The Centers for Medicare and Medicare Services is reviewing whether to change its current coverage policy that requires registry data to be collected when FDG PET imaging is used in planning treatment for certain types of cancer. A wide range of medical groups and experts, including the organization in charge of collecting the registry data, are supporting the change.
The requirement for data collection was included in a 2005 CMS decision which found that insufficient data existed to support coverage of FDG PET in planning treatment for a number of less common types of cancer. CMS used its coverage with evidence development authority to allow such coverage, but only when clinical data were collected and submitted to a registry.

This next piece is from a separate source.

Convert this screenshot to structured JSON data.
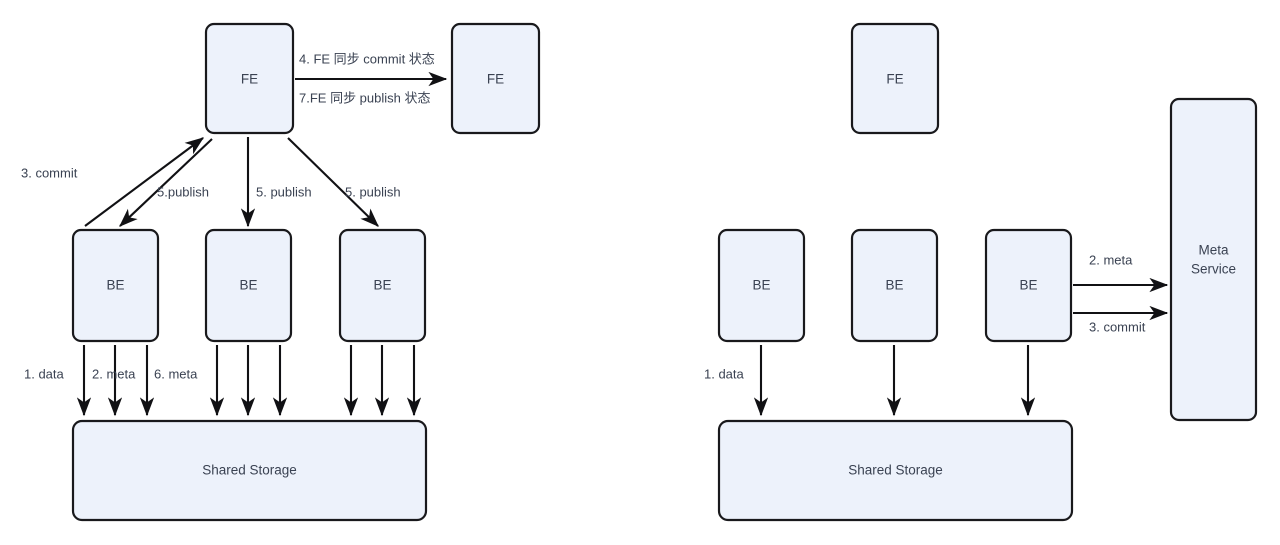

In 2009, CMS lifted the requirements when FDG PET is used in evaluating initial treatment strategy for most oncologic indications, but continued to require it for subsequent treatment strategy. The organization created to manage the registry, the National Oncologic PET Registry (NOPR), requested that the restrictions be lifted on use of such scanning for subsequent treatment strategy because the data showed that it was associated with a 35% change in how physicians managed patient care.